Students, faculty and staff joined together to discuss the the civility and health of the United States democracy after the 2016 presidential election in a panel coined “A Day after the Election… Now What?” according to a flyer advertising the panel. The event took place in the Mount Carmel Auditorium on Nov. 9 at noon.
Media studies professor Lisa Burns, associate political science professor Khalilah Brown-Dean and political science professors Sean Duffy and Scott McLean all had a hand in navigating and moderating the discussion.
At approximately 3 a.m. on Nov. 9, Republican nominee Donald Trump was announced as the president-elect over Democratic nominee Hillary Clinton.

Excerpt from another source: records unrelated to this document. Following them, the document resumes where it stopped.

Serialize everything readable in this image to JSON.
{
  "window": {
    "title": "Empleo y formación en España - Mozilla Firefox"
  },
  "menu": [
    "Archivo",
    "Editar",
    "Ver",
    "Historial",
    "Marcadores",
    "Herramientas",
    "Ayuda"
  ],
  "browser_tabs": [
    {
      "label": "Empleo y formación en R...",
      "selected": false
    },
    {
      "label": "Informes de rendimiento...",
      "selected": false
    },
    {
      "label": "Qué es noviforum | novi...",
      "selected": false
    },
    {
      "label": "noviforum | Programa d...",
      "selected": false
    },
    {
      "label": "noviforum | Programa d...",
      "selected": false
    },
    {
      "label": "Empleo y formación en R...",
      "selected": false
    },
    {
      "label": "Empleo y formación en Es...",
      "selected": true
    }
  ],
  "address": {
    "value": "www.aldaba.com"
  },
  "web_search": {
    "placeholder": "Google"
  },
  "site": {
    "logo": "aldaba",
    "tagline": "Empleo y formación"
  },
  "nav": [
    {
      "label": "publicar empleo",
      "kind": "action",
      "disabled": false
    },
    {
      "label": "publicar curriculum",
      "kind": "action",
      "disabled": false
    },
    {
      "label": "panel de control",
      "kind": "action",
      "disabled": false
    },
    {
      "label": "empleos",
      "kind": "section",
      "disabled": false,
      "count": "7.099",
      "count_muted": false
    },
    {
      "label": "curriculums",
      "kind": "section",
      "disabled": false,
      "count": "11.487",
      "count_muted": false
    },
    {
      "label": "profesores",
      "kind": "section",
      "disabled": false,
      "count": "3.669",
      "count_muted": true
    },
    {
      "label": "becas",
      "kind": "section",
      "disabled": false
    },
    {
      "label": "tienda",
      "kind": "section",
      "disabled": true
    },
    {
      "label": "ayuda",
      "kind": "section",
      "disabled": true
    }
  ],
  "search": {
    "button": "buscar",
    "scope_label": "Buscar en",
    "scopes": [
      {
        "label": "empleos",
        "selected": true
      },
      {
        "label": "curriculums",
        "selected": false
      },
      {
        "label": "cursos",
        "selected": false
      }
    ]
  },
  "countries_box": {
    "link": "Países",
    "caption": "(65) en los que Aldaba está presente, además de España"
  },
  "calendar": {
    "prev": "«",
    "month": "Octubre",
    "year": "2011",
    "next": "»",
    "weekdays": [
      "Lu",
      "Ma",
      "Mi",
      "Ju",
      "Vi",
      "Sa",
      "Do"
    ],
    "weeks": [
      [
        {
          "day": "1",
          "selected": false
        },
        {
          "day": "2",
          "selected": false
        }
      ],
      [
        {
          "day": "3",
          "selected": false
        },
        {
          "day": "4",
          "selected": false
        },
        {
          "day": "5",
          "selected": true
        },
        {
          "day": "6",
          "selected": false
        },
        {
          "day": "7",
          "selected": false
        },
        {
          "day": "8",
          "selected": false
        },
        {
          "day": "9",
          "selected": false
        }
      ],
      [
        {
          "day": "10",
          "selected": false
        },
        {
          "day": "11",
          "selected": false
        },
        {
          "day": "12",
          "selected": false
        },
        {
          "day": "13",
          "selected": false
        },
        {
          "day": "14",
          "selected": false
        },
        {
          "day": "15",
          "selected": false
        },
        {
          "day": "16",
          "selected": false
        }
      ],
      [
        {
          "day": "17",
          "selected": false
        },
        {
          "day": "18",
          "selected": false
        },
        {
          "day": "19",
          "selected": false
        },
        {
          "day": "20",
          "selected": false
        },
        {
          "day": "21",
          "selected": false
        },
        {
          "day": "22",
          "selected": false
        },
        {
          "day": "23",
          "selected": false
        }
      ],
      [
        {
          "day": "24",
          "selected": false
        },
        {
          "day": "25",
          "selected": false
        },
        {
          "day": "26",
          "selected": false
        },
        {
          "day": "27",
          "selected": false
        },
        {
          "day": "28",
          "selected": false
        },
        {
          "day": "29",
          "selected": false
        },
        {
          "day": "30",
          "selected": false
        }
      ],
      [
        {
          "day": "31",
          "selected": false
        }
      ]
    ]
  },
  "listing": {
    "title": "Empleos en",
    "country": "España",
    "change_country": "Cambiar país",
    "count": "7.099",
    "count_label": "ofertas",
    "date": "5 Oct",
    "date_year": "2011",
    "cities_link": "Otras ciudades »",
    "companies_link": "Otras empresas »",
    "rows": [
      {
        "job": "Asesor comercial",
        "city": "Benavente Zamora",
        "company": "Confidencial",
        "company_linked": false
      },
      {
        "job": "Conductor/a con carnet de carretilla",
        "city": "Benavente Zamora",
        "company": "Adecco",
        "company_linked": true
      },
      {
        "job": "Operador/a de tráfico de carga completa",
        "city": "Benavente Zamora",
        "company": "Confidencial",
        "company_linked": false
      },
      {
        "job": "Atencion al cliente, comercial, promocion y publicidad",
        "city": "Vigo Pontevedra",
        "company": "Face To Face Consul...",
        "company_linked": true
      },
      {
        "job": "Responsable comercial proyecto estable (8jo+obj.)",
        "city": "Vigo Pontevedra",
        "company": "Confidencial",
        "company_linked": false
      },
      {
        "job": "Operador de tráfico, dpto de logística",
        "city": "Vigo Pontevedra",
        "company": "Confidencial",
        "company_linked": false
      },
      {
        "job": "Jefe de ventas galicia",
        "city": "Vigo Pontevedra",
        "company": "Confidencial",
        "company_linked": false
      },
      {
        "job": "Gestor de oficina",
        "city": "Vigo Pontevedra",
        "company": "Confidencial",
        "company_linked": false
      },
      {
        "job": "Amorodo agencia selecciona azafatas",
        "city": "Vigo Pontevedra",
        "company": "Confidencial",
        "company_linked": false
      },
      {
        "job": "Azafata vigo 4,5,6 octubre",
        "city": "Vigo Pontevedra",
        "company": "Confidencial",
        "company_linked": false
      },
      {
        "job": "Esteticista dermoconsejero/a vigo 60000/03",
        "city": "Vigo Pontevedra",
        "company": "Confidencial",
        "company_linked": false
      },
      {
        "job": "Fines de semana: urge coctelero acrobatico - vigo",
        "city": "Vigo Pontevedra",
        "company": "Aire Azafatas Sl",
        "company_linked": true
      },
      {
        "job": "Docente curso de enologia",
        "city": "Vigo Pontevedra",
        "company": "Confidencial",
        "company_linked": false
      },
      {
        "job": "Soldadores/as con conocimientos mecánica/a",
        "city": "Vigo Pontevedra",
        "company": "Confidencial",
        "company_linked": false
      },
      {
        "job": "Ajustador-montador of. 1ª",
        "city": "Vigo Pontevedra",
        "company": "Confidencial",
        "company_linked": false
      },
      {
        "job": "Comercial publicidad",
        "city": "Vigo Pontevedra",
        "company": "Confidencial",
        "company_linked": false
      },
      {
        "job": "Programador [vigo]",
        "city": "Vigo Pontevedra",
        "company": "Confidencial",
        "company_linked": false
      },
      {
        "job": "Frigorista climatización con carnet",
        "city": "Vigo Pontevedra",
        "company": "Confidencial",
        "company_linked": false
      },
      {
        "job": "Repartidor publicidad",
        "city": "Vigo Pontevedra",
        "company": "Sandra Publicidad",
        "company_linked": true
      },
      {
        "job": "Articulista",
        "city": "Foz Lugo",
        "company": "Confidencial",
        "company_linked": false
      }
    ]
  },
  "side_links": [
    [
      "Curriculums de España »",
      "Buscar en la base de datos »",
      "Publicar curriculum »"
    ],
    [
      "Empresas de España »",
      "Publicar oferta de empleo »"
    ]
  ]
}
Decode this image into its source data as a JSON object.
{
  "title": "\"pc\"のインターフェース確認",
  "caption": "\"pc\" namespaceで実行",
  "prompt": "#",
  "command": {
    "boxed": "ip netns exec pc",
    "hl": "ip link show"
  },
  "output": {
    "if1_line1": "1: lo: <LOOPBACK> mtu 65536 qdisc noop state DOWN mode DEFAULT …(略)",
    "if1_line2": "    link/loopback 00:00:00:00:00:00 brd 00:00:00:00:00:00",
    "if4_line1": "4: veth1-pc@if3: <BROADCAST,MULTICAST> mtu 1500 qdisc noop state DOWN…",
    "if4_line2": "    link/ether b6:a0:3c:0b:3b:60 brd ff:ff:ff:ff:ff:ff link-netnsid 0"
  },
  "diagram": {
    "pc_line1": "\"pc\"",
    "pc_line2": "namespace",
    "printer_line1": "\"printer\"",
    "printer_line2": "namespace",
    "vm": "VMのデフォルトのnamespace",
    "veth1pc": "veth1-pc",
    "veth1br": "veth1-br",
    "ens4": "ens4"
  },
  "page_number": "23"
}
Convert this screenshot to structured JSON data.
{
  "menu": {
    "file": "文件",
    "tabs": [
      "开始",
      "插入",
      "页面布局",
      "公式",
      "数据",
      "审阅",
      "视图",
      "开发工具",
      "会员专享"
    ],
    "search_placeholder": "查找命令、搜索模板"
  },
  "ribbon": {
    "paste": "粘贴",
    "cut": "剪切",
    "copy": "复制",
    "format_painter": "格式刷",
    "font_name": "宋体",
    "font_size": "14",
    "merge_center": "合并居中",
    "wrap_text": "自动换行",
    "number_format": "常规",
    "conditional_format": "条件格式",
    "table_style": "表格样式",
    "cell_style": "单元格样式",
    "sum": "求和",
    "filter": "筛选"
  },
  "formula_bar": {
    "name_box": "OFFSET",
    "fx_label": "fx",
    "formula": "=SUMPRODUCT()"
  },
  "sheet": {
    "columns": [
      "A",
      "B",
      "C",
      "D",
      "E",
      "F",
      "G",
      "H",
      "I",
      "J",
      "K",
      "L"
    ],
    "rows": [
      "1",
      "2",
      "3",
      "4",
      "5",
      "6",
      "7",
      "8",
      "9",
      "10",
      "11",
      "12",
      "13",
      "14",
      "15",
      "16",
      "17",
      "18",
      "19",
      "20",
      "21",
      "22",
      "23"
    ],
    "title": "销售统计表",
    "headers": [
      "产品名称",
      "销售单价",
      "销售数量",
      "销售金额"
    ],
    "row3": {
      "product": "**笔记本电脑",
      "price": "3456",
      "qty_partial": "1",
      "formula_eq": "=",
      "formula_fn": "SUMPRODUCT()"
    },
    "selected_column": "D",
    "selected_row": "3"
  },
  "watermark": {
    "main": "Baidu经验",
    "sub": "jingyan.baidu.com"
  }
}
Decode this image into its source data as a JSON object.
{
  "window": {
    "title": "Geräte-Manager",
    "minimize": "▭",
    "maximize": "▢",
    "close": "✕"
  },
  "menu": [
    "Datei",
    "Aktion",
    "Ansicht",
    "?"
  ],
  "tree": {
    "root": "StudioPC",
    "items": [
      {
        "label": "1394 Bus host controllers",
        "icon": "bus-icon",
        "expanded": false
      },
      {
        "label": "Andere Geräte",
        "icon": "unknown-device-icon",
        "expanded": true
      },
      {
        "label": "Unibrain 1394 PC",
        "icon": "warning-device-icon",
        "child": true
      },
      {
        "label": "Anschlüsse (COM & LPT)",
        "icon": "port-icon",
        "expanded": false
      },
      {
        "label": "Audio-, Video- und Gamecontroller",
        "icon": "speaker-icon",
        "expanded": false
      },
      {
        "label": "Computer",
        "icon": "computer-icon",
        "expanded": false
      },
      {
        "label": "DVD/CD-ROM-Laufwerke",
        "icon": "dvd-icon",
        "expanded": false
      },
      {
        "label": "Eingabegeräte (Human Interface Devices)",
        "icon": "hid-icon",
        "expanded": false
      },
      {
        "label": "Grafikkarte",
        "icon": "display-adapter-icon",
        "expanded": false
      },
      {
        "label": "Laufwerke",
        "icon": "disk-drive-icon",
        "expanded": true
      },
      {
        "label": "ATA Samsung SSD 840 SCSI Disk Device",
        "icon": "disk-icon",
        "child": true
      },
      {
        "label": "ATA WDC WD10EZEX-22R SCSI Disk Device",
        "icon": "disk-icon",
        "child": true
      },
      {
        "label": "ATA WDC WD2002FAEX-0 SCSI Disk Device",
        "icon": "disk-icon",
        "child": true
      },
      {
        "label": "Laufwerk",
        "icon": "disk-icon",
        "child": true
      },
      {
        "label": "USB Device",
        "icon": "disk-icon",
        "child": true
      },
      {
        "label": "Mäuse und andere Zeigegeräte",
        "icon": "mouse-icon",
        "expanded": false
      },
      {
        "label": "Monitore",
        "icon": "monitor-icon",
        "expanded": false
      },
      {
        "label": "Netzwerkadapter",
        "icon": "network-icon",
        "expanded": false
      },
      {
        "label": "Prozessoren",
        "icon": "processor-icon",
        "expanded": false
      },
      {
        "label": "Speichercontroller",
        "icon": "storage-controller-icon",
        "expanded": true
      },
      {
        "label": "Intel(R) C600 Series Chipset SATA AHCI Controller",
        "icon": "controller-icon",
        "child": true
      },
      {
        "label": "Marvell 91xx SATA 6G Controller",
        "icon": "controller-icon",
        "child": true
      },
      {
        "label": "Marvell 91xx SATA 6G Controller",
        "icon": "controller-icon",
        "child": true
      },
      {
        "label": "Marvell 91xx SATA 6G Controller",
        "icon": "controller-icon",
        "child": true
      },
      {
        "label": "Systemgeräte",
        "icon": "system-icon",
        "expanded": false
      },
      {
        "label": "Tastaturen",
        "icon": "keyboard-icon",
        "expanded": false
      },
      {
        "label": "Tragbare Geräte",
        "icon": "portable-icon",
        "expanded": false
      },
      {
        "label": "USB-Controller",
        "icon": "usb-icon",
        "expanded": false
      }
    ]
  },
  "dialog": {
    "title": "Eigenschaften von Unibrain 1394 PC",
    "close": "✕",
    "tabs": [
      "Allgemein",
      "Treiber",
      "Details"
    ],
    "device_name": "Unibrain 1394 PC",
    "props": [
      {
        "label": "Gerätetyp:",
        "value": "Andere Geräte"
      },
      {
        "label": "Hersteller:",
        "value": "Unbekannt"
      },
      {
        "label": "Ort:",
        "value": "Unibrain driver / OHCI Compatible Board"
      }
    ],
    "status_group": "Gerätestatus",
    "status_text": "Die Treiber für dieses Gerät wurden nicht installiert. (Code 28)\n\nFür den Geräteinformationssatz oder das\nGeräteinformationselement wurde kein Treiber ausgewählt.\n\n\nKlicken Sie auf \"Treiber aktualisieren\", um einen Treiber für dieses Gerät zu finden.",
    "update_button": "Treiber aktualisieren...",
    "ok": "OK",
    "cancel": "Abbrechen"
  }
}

The panel concentrated its discussion on the future of the nation’s tenuous cultural civility and how such a divisive atmosphere manifested itself within American society.
Duffy began the discussion by addressing the alarming rise of nativism and populism within the country, which reflected a radically shifting political landscape.
“This has been a watershed election, filled with decidedly negative campaigning,” Duffy said. “Mexicans were called rapists, Muslims labeled as terrorists, women had been overly objectified and even the age old trope of anti-Semitism resonated throughout.”
Duffy said much of the outcome had to do with a decisive split down gender and racial lines.
“The sharp increase of populism in this current election was because of a large white nativist movement,” Duffy said. “One that we see parallels Western Europe as well, in such cases as the Brexit vote.”
One member of the audience asked the panel how such a division was possible within modern American society. McLean responded by saying Trump gave voice to the pain and anger of many voters.
“A winning moment for Donald Trump’s campaign was during one of the general election debates when he directly addressed the crowd saying, ‘I feel your anger,’” McLean said. “Donald Trump connected with the voters on a personal level and gave license for people to be angry.”
Sophomore Warren Webb said he was surprised that Trump won the election. He believed the outcome opens the door for less civility among Americans.
“I think Americans are going to be more blunt and direct about how they really feel now,” Webb said. “There’s going to be a lot more destructive opinions.”
Trust was another issue brought up during the forum. The trust Americans have for one another is declining further with every generation, according to McLean.
McLean explained that there’s a need in our society for more debate and discourse with opposing ideas, or a reaching out to the other side to understand different mindsets. The philosophy and political science professor was amazed by the highly polarized culture.
“Thirty percent of Trump and Clinton supporters didn’t know a single person who voted for the other side,” McLean said. “Nineteen percent of voters said they were angry about the overall election and only 3 percent of Americans believe government will always do the right thing.”
Brown-Dean discussed the tenets of American democracy.
“What happened yesterday was not the failure but triumph of American democracy,” Brown- Dean said. “Democracy doesn’t require consensus.”
She elaborated on the differences between a trepidation about the future of civility and everyone’s voice being heard.
“We don’t have to agree with one another, civility is about recognizing one another,” Brown- Dean said. “It means I have enough respect for you to say I disagree and this is why.”
Most attendees of the forum were seeking answers. Vocal members of minority groups, especially those in minority groups Trump targeted throughout his campaign, expressed fears now that Trump is the president-elect.
One attendee, sophomore Lauren McGrath, expressed her anger on Trump’s rhetoric that she said would damage civil rights for the lesbian, gay, bisexual, transgender and queer (LGBTQ) community.
“I’m scared that with this election result, every stride that was just made for this community will be reversed,” she said. “Having someone in office who is against people who stand for nothing but love is horrifying to me.”
Shock still remains the overall consensus for a number of Quinnipiac students.
Junior Kirsten Fraser was stunned by the results of the election. Fraser said she believes minority groups will have an extremely hard time finding their equal place in American society now. She went on to make a prediction on Trump’s presidency.
“I think they’re going to try and impeach [Trump], people won’t let him govern,” Fraser said.
But senior Patrick Johnson said there is still hope for unity.
“It seems divisive now, but we need to come together despite the ‘anti-Trumpers,’” Johnson said. “Even Clinton said we need to remain united as a nation.”